**TASK DETAILS:** Report each line of the records below that uses the word "User".

**SUPPLIED RECORDS:**
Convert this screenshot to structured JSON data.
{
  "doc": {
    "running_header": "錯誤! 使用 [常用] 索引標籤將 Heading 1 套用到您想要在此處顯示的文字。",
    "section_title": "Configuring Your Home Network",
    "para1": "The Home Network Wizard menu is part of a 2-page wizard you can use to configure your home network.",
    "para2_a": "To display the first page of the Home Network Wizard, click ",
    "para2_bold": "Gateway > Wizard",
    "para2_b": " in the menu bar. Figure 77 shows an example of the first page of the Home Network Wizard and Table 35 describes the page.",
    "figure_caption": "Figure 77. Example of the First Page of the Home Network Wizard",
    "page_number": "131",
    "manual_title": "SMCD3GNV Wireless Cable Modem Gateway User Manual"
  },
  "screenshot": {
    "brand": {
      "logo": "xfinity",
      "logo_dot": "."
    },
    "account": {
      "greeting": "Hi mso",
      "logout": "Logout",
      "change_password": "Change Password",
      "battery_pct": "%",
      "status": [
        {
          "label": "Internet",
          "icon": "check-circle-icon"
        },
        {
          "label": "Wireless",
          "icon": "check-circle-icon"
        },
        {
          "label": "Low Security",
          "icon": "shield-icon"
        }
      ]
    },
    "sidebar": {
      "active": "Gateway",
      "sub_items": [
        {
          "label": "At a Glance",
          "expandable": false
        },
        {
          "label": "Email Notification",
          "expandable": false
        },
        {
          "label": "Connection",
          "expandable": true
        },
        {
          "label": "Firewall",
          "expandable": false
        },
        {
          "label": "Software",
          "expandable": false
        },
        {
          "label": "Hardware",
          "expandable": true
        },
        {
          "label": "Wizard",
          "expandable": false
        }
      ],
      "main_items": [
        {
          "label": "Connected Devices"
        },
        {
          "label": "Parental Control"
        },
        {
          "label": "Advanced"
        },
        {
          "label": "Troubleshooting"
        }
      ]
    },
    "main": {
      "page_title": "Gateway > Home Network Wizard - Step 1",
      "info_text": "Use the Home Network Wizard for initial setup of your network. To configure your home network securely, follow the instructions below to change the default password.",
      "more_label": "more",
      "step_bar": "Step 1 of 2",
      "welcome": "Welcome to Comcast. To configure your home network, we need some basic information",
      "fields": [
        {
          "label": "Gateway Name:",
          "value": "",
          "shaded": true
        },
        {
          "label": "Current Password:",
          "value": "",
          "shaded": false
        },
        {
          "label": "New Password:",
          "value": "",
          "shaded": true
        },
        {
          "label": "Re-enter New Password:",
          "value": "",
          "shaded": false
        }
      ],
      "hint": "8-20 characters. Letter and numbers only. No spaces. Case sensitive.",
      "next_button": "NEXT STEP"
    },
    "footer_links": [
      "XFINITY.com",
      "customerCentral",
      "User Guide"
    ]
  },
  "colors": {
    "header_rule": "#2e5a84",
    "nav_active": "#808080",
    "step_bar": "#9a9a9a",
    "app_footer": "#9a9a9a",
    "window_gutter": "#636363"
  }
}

**RESPONSE BOX:**
    "manual_title": "SMCD3GNV Wireless Cable Modem Gateway User Manual"
      "User Guide"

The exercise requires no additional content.